“As the sea level has risen above it, it has covered it with this silt and it’s taken away the oxygen to preserve it.
“It would have stayed there for many more thousand years.
“But recently, the old landscape’s eroding away, which is how we found it.
“This would have been next to a stream and we know it was a bit of a wetland so it could have been a platform, but we don’t know yet as there is nothing else like it in the country.”
The most striking revelation about the platform is the technique used to construct it.
Researchers believe the construction methods used to make the platform weren’t developed until much later.
The Maritime Archaeological Trust is working with the National Oceanography Centre (NOC) to record and study, reconstruct and display the collection of timbers.
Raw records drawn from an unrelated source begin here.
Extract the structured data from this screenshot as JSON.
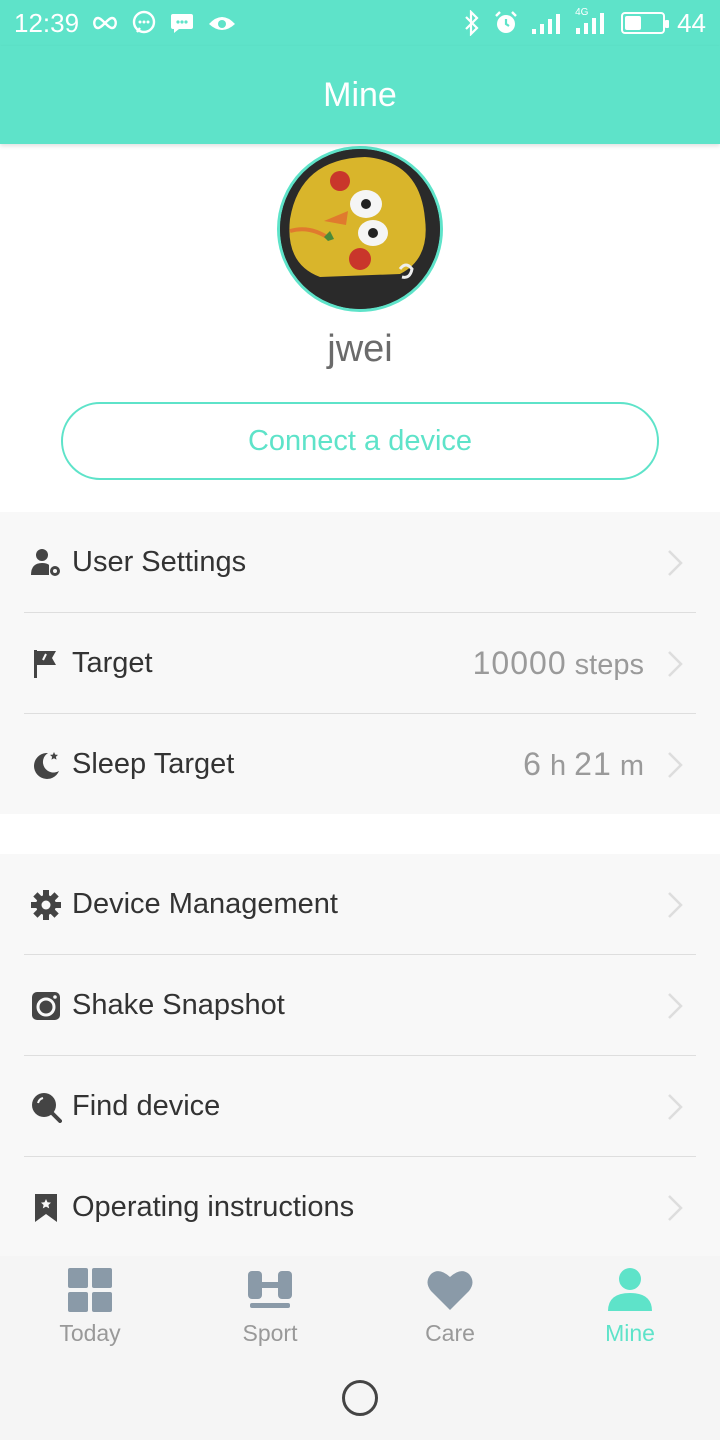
{
  "status_bar": {
    "time": "12:39",
    "battery_level": "44",
    "battery_fraction": 0.44,
    "network_label": "4G",
    "left_icons": [
      "infinity-icon",
      "chat-bubble-icon",
      "message-icon",
      "eye-icon"
    ],
    "right_icons": [
      "bluetooth-icon",
      "alarm-icon",
      "signal-icon",
      "signal-4g-icon",
      "battery-icon"
    ]
  },
  "header": {
    "title": "Mine"
  },
  "profile": {
    "username": "jwei",
    "connect_label": "Connect a device"
  },
  "settings": [
    {
      "label": "User Settings",
      "icon": "user-settings-icon"
    },
    {
      "label": "Target",
      "icon": "flag-icon",
      "value_number": "10000",
      "value_unit": "steps"
    },
    {
      "label": "Sleep Target",
      "icon": "moon-icon",
      "value_hours": "6",
      "value_hours_unit": "h",
      "value_minutes": "21",
      "value_minutes_unit": "m"
    }
  ],
  "device": [
    {
      "label": "Device Management",
      "icon": "gear-icon"
    },
    {
      "label": "Shake Snapshot",
      "icon": "camera-icon"
    },
    {
      "label": "Find device",
      "icon": "search-icon"
    },
    {
      "label": "Operating instructions",
      "icon": "bookmark-icon"
    }
  ],
  "tabs": [
    {
      "label": "Today",
      "icon": "grid-icon"
    },
    {
      "label": "Sport",
      "icon": "dumbbell-icon"
    },
    {
      "label": "Care",
      "icon": "heart-icon"
    },
    {
      "label": "Mine",
      "icon": "person-icon",
      "active": true
    }
  ],
  "colors": {
    "accent": "#5ee3c9",
    "icon_gray": "#8a9aa8",
    "text_dark": "#333333",
    "text_muted": "#9a9a9a"
  }
}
Many of the wooden artefacts are being stored in the British Ocean Sediment Core Research facility (BOSCORF), operated by the National Oceanography Centre.